Joel Wästberg’s debut full-length as Sir Was is a smorgasbord of textures and tones. A former bandmate of Jose Gonzales, Wästberg inhabits all corners of his records; he plays all the drums, basses, keyboards, guitars, clarinets, and saxophones himself before chopping them into hypnotic tracks that bridge the gap between folk and ambient.
It’s a master class at combining elements that wouldn’t work together in any other context—from the forlorn bagpipes mixed into “A Minor Life,” to Wästberg’s staccato vocal delivery on album opener “In the Mist.” (The latter, when coupled with the track’s driving bass line, has a distinct hip-hop influence.)
But it’s the rhythmic experimentation that truly elevates Digging a Tunnel. It ranges from the mid-tempo shuffle of “In the Mist” to the piano and hand-clap created backbeat of “Revoke.” There’s even a hint of pan-African rhythms on “Leave it Here,” a sonic souvenir from the Swede’s time at the University of Kwasulu-Natal in Durban, South Africa.

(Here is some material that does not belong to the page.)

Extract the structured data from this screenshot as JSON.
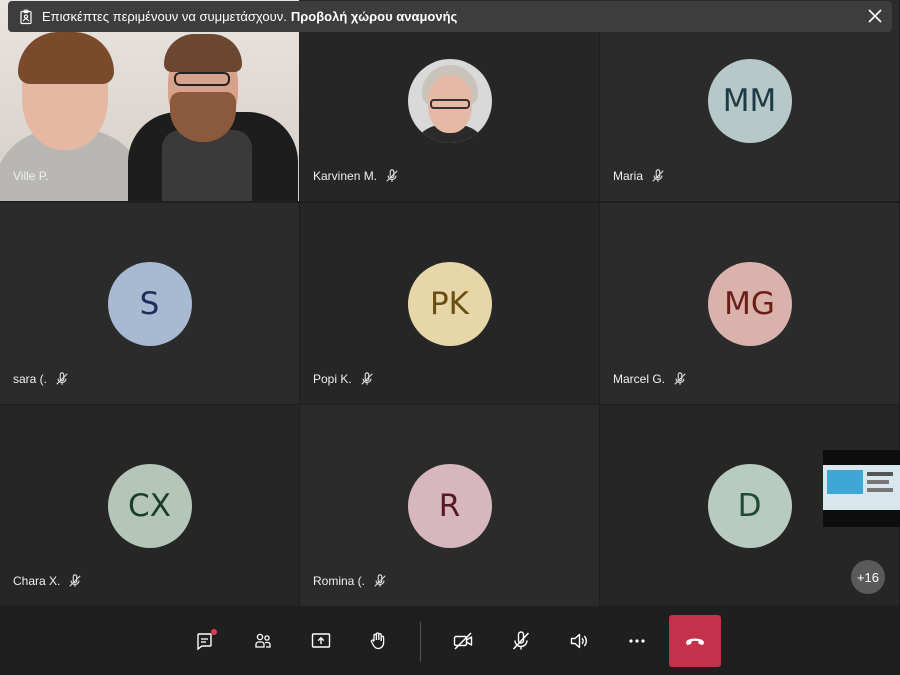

Be warned: It’ll take a few passes to fully unpack the album. An arresting release that’s equal parts street grit and John Cage/art house fantasy, Digging a Tunnel sees Wästberg happily sifting through his influences. He’s constructed a sonically complex world, full of rewarding creative moments and hard-to-pinpoint emotions. He doesn’t have to tunnel to a new world—Sir Was is already there.